───── Extracted entries

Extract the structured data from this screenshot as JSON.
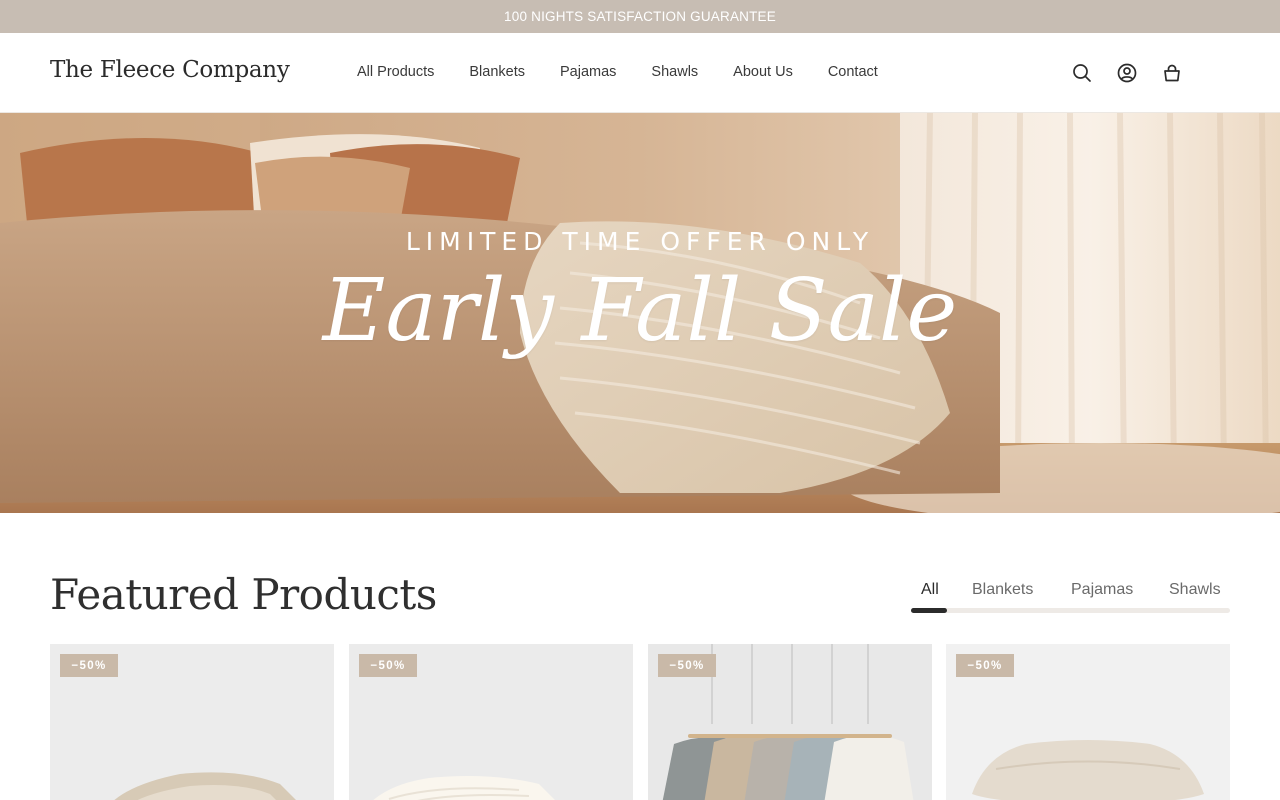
{
  "announcement": {
    "text": "100 NIGHTS SATISFACTION GUARANTEE"
  },
  "header": {
    "logo": "The Fleece Company",
    "nav": [
      {
        "label": "All Products"
      },
      {
        "label": "Blankets"
      },
      {
        "label": "Pajamas"
      },
      {
        "label": "Shawls"
      },
      {
        "label": "About Us"
      },
      {
        "label": "Contact"
      }
    ],
    "icons": [
      "search-icon",
      "account-icon",
      "cart-icon"
    ]
  },
  "hero": {
    "kicker": "LIMITED TIME OFFER ONLY",
    "headline": "Early Fall Sale"
  },
  "featured": {
    "title": "Featured Products",
    "tabs": [
      {
        "label": "All",
        "active": true
      },
      {
        "label": "Blankets",
        "active": false
      },
      {
        "label": "Pajamas",
        "active": false
      },
      {
        "label": "Shawls",
        "active": false
      }
    ],
    "products": [
      {
        "badge": "−50%",
        "image": "folded-knit-blanket"
      },
      {
        "badge": "−50%",
        "image": "cream-textured-blanket"
      },
      {
        "badge": "−50%",
        "image": "robes-on-hangers"
      },
      {
        "badge": "−50%",
        "image": "pillow"
      }
    ]
  },
  "colors": {
    "announcement_bg": "#c7bdb3",
    "badge_bg": "#c9b9a8",
    "text_dark": "#2b2b2b",
    "tab_indicator": "#2b2b2b"
  }
}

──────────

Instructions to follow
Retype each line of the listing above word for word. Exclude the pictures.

Answer to this exercise
Extract the structured data from this screenshot as JSON.
{
  "announcement": {
    "text": "100 NIGHTS SATISFACTION GUARANTEE"
  },
  "header": {
    "logo": "The Fleece Company",
    "nav": [
      {
        "label": "All Products"
      },
      {
        "label": "Blankets"
      },
      {
        "label": "Pajamas"
      },
      {
        "label": "Shawls"
      },
      {
        "label": "About Us"
      },
      {
        "label": "Contact"
      }
    ],
    "icons": [
      "search-icon",
      "account-icon",
      "cart-icon"
    ]
  },
  "hero": {
    "kicker": "LIMITED TIME OFFER ONLY",
    "headline": "Early Fall Sale"
  },
  "featured": {
    "title": "Featured Products",
    "tabs": [
      {
        "label": "All",
        "active": true
      },
      {
        "label": "Blankets",
        "active": false
      },
      {
        "label": "Pajamas",
        "active": false
      },
      {
        "label": "Shawls",
        "active": false
      }
    ],
    "products": [
      {
        "badge": "−50%",
        "image": "folded-knit-blanket"
      },
      {
        "badge": "−50%",
        "image": "cream-textured-blanket"
      },
      {
        "badge": "−50%",
        "image": "robes-on-hangers"
      },
      {
        "badge": "−50%",
        "image": "pillow"
      }
    ]
  },
  "colors": {
    "announcement_bg": "#c7bdb3",
    "badge_bg": "#c9b9a8",
    "text_dark": "#2b2b2b",
    "tab_indicator": "#2b2b2b"
  }
}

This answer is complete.